Maybe it is just the stage of life at which I am right now, but vacations never seem as relaxing as popular culture would have you believe they are. Every year before our week with very good friends at their lake house in western Illinois, I make what I think are modest plans for extra prayer, reflection and reading, and instead I come to the end of it wondering where all the time went.
Of course, none of the time was “wasted.” We spent hours in gorgeous weather on the lake engaged in activities and accomplishments that our children will never forget, among them: slalom skiing for my 12-year-old, fast and fearless tubing for my 11-year-old son, astonishing double backflips off a diving board by my 8-year-old daughter, and near-permanent attachment to our friend’s cuddly Havanese for my 6-year-old daughter. For the adults, there was enjoyable time preparing elaborate Italian meals consumed with good wine, evenings around a firepit overlooking the lake, and a midnight cruise on the boat under a full moon.
So the fact I didn’t accomplish what I thought I would is not that great of a tragedy. Especially because I was hit with a couple of unexpected moments of inspiration.
I’ll focus on one that has relevance to a couple of stories in this issue of the newspaper.
The background is our contact with my friend’s father, who is in his 70s, has nine kids and (nearly) 35 grandkids. He’s also a very successful entrepreneur who persevered through a string of early failures and remains actively engaged in his enterprise.
I always enjoy talking to him, and listening to stories about the obstacles he has overcome, from venial city councils to the current economic downturn. He seems to have an unshakable confidence that even through all the trials and many blessings, God has, is and will provide for him and his family.
I’ve heard him say before that his trust comes from prayer, especially virtual unfailing attendance at daily Mass. That comes first. And then everything else falls into place.

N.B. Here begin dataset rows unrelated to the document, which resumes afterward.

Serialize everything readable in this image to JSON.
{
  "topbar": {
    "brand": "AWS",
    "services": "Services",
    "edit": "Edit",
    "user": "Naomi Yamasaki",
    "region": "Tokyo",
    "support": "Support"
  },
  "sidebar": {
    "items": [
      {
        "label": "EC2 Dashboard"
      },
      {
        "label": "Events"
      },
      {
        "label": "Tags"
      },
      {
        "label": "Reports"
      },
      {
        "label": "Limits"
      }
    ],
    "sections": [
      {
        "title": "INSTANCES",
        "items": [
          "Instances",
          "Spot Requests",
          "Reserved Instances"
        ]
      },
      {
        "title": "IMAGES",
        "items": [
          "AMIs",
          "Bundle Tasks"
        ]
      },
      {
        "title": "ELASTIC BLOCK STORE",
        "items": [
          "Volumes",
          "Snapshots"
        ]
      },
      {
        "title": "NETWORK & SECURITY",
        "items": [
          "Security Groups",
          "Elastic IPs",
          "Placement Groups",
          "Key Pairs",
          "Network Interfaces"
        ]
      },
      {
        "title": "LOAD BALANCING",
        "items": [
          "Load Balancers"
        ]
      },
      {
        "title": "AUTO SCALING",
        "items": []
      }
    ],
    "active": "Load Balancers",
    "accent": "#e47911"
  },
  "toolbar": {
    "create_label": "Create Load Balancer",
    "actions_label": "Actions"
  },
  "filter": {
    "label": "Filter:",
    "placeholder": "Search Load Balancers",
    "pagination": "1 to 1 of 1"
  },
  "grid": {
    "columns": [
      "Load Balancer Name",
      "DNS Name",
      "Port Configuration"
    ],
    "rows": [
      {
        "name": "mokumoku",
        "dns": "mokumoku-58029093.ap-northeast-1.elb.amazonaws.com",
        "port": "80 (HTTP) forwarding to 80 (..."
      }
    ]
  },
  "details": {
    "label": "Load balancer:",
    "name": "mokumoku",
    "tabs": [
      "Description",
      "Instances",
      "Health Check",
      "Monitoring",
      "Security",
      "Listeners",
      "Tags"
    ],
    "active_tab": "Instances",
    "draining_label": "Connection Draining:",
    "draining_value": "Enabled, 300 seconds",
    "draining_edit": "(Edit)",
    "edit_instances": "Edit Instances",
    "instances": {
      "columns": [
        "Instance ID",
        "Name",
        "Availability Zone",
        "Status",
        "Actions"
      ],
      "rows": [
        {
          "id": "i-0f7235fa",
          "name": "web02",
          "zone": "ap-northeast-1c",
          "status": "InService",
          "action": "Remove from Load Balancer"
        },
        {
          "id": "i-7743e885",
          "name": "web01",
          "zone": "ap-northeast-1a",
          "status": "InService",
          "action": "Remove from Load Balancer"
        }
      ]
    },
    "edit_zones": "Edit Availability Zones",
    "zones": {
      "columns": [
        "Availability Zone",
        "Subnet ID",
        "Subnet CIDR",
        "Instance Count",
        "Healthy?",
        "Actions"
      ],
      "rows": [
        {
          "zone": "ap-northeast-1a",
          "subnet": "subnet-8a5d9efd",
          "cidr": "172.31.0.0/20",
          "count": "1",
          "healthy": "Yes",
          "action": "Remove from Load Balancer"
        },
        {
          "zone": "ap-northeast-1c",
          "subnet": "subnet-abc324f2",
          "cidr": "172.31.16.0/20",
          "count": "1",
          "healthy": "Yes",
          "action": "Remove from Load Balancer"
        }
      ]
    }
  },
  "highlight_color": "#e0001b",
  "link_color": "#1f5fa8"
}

This time, though, I was able to attend Mass at his own house, and witness the glow on his face as the two of us worked to stow the cruets and other Mass items. This is a man, I realized, who really understands and appreciates what Mass is all about. This is living like the Mass is, in the words of the Second Vatican Council, the “source and summit” of life.
As our editorial this week points out, the wording changes to the Mass prayers being introduced this Advent are a tremendous opportunity for all of us to rediscover this truth for ourselves. As Catholics, we believe that there is truly nothing more monumental we can do than prayerfully join in the celebration of Holy Eucharist.
Not everyone will be able to find a way to get to Mass daily, but many of us can. The best fruit of my vacation is a firm commitment to try.